Gates said Tuesday it is important for both sides to jointly investigate civilian casualties and that Mr. Karzai and the Afghan people recognize the U.S.-led NATO coalition is an ally trying to help Afghanistan see an end to the conflict.

Earlier Tuesday, Mr. Karzai warned NATO-led forces not to become an “occupying force” in Afghanistan after a spate of civilian casualties resulting from coalition airstrikes.

Mr. Karzai told reporters in Kabul he would take unspecified action if the killing of innocent civilians continues. He also stressed that the Afghan people can no longer tolerate airstrikes which target civilian houses, and said it was his last warning.

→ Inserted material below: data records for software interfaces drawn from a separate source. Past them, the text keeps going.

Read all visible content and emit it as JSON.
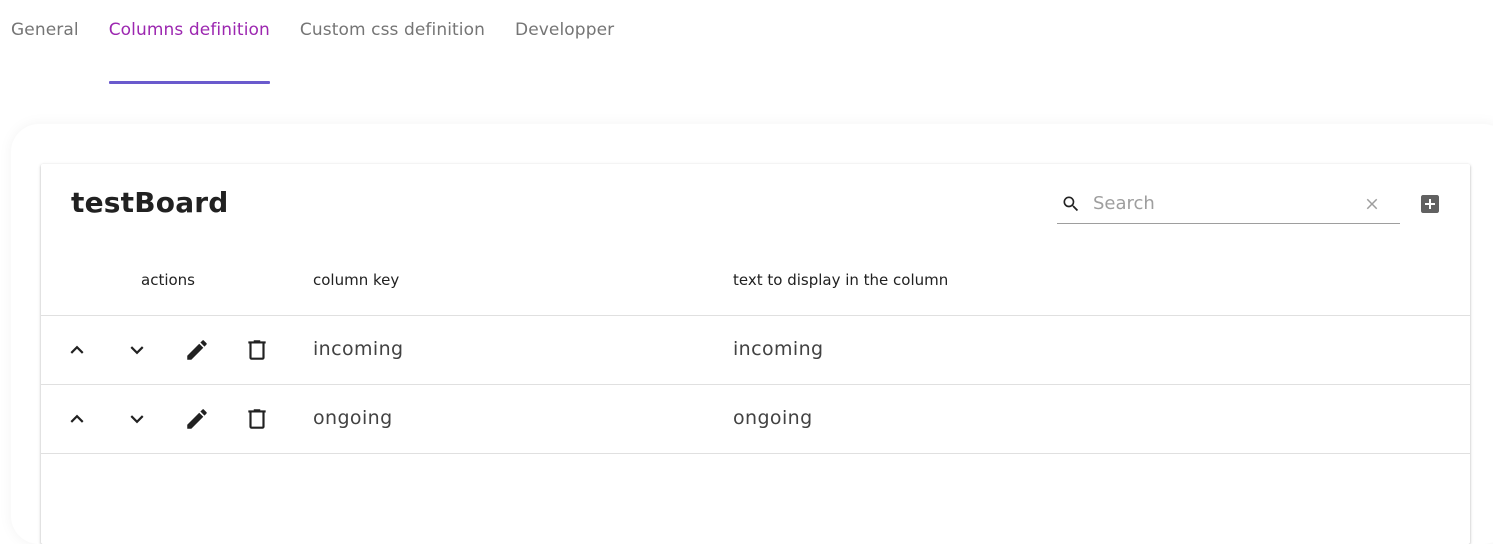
{
  "tabs": [
    {
      "label": "General",
      "active": false
    },
    {
      "label": "Columns definition",
      "active": true
    },
    {
      "label": "Custom css definition",
      "active": false
    },
    {
      "label": "Developper",
      "active": false
    }
  ],
  "card": {
    "title": "testBoard",
    "search": {
      "placeholder": "Search",
      "value": ""
    }
  },
  "table": {
    "headers": {
      "actions": "actions",
      "column_key": "column key",
      "text": "text to display in the column"
    },
    "rows": [
      {
        "column_key": "incoming",
        "text": "incoming"
      },
      {
        "column_key": "ongoing",
        "text": "ongoing"
      }
    ]
  },
  "icons": {
    "search": "search-icon",
    "clear": "close-icon",
    "add": "add-box-icon",
    "move_up": "chevron-up-icon",
    "move_down": "chevron-down-icon",
    "edit": "pencil-icon",
    "delete": "trash-icon"
  },
  "colors": {
    "active_tab_text": "#9c27b0",
    "active_tab_indicator": "#6a5acd",
    "inactive_tab_text": "#757575"
  }
}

Gates said the Taliban causes about 80 percent of civilian casualties in Afghanistan, and that militants are targeting civilians with IEDs and other attacks.

In Brussels, NATO spokeswoman Oana Lungescu said Tuesday that airstrikes on buildings that might appear to be residential are necessary, but added that NATO takes Mr. Karzai's concerns seriously and will continue making every effort to prevent civilian casualties.

A spokeswoman for the International Security Forces in Afghanistan, Lieutenant Colonel Regina Winchester, said NATO forces have clear rules of engagement intended to minimize civilian casualties.

U.S. and NATO troops are in Afghanistan under a U.N. mandate that is due to expire in October. Negotiations on what the status of foreign troops will be after that date continue. President Karzai has said that he will put strict controls on the conduct of international forces in any agreement.

NATO said in a statement Wednesday that one of its service members died Tuesday in an insurgent attack in eastern Afghanistan.